May 12, 1985
I offer "Yumneys" as the latest catchword of the '80s (young, upwardly mobile, neo-expressionists). P. TIERNEY Torrance
NATIONAL
March 18, 2013 | By Matt Pearce
There's a terrible crime wave sweeping the nation! Well, OK, there's probably not a  crime wave targeting Girl Scout cookies, per se. But when it comes to a few recent cookie-related mishaps, terrible is a pretty good word to describe each of them. Girl Scouts have been selling cookies for almost a century as a fundraiser, which -- with the widespread popularity of the cookies in the 21st century -- means that the girls get to fund the organization and their local troops while the rest of us sit around the office and get fat. Girl Scout cookie sales are thought to reach hundreds of millions of dollars , by some estimates.
NEWS
February 7, 2013 | By Noelle Carter

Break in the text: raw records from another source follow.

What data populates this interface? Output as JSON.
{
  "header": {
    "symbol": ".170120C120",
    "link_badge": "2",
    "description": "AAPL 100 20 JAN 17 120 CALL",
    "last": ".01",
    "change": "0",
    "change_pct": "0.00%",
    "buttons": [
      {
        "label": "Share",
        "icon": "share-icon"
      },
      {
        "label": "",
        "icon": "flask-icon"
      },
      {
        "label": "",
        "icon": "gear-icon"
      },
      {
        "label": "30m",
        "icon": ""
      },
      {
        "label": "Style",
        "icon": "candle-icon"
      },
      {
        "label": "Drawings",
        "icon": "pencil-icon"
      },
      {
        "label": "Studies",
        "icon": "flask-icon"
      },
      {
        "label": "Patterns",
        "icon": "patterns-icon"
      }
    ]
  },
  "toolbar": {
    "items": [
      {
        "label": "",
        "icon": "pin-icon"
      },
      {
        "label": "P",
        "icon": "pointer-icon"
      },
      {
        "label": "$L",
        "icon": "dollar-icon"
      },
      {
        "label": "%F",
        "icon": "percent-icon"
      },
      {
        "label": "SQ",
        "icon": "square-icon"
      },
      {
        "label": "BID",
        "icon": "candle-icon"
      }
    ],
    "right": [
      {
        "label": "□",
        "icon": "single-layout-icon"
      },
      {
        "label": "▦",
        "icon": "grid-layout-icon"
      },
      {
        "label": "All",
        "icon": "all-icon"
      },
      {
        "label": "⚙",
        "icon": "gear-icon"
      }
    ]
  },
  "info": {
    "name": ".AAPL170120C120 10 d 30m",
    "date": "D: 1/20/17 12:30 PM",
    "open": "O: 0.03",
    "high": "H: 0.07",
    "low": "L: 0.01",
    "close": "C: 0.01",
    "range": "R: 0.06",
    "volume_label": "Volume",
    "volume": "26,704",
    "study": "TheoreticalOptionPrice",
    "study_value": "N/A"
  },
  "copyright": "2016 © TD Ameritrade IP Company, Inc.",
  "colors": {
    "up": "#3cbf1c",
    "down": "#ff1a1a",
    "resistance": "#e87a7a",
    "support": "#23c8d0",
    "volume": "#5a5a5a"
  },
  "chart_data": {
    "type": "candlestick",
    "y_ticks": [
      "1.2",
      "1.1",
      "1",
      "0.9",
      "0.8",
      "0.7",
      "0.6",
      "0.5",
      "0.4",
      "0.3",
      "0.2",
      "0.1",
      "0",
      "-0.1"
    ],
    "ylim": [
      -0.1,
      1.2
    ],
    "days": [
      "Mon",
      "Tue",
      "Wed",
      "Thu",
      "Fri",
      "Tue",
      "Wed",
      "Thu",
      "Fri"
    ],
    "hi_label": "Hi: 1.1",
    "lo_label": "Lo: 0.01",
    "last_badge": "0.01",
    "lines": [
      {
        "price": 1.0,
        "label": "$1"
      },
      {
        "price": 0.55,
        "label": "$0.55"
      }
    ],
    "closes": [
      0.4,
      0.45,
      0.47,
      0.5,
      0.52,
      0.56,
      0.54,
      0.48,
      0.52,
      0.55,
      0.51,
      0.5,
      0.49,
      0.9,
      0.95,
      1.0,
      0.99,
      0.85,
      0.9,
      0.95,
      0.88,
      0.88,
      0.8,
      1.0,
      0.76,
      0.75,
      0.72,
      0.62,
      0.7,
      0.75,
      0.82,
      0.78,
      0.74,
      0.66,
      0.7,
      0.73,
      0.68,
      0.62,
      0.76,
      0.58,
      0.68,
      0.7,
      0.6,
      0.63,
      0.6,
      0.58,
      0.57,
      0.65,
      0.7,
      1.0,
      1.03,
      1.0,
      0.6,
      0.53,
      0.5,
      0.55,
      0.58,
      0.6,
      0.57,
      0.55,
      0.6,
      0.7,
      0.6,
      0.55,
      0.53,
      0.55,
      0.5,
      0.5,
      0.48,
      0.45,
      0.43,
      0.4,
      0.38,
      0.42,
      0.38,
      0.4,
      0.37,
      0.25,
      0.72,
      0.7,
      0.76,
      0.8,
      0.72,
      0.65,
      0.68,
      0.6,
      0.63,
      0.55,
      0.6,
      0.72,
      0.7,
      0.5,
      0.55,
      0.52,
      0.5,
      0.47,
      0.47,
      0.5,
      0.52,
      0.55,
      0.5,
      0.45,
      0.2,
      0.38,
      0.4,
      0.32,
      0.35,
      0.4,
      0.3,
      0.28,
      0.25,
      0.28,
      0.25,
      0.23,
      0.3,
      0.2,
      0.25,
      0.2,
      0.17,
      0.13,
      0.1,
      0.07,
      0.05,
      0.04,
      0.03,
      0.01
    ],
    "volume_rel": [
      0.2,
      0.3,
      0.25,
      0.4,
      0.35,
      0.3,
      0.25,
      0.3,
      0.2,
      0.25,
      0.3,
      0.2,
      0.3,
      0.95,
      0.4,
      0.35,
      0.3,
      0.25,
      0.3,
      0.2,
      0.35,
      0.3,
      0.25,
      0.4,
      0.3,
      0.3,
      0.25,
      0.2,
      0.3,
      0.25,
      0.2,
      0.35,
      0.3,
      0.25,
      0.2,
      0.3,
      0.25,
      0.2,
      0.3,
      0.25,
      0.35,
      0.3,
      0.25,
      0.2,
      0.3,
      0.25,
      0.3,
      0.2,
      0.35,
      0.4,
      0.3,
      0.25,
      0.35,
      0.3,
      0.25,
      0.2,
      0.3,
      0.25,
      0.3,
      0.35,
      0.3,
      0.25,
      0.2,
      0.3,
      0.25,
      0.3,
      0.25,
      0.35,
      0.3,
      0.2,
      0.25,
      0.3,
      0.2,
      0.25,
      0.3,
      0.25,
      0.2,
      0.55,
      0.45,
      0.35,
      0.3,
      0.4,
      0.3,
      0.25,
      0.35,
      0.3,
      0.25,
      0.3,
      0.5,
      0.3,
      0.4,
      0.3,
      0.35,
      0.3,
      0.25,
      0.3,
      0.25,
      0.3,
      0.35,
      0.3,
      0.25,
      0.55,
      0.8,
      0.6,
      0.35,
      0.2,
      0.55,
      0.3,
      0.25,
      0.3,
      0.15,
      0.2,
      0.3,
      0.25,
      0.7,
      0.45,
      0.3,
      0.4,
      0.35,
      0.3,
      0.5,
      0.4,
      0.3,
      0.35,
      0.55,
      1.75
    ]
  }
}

A touch of fresh-toasted bread crumbs can literally transform a dish, whether sprinkling them over vegetables or gratins, they even work magic drizzled over desserts. And they can elevate a simple pasta dish, too, as Food editor Russ Parsons shows in this amazing (and simple) recipe for spaghetti with arugula and garlic bread crumbs . For more quick-fix dinner ideas, check out our video recipe gallery . Food editor Russ Parsons and Test Kitchen manager Noelle Carter show you how to fix several dishes in an hour or less.
OPINION
November 20, 2012 | By John M. Ackerman
President Obama increased his appeal among Latino voters from 67% to 71% in four years despite the fact that he reneged on his central 2008 campaign promise to "fix our broken immigration system. " This overwhelming support may actually undermine the cause of immigration reform, because it tells the Democrats that the Latino vote is solidly on their side regardless of specific policy stances. This has the dangerous consequence of handing the issue over to the Republicans and their exclusionary, divide-and-conquer approach.
FOOD
December 8, 2011 | By Russ Parsons, Los Angeles Times
Most chef cookbooks fall into one of two categories. They're either faithful replications of what is served at their restaurants or they're what chefs imagine people at home might serve their families (they're not really sure because they rarely cook at home since they're, well, at work). Jean-Georges Vongerichten's "Home Cooking With Jean-Georges" is a notable exception. This is a terrific book, full of exactly the kinds of recipes I want from a master chef. There's no special equipment, no exotic ingredients, no long, elaborate preparations.
ENTERTAINMENT
June 5, 2011 | By Kevin Berger, Special to the Los Angeles Times
It's unlikely that the lunch crowd in the Haiku Asian Bistro is aware that one of the world's most progressive classical music singers is giving an interview in their chattering midst. But that's how it is with Dawn Upshaw. She blends right in with the suburban moms in this boutique New York suburb, a brief drive from the town where Upshaw lives with her 17-year-old son. Her 21-year-old daughter is away in college. However, it's safe to say that Upshaw, 50, is the only one in the restaurant talking about her love for the contrapuntal music of 81-year-old composer George Crumb.
Los Angeles Times Articles
|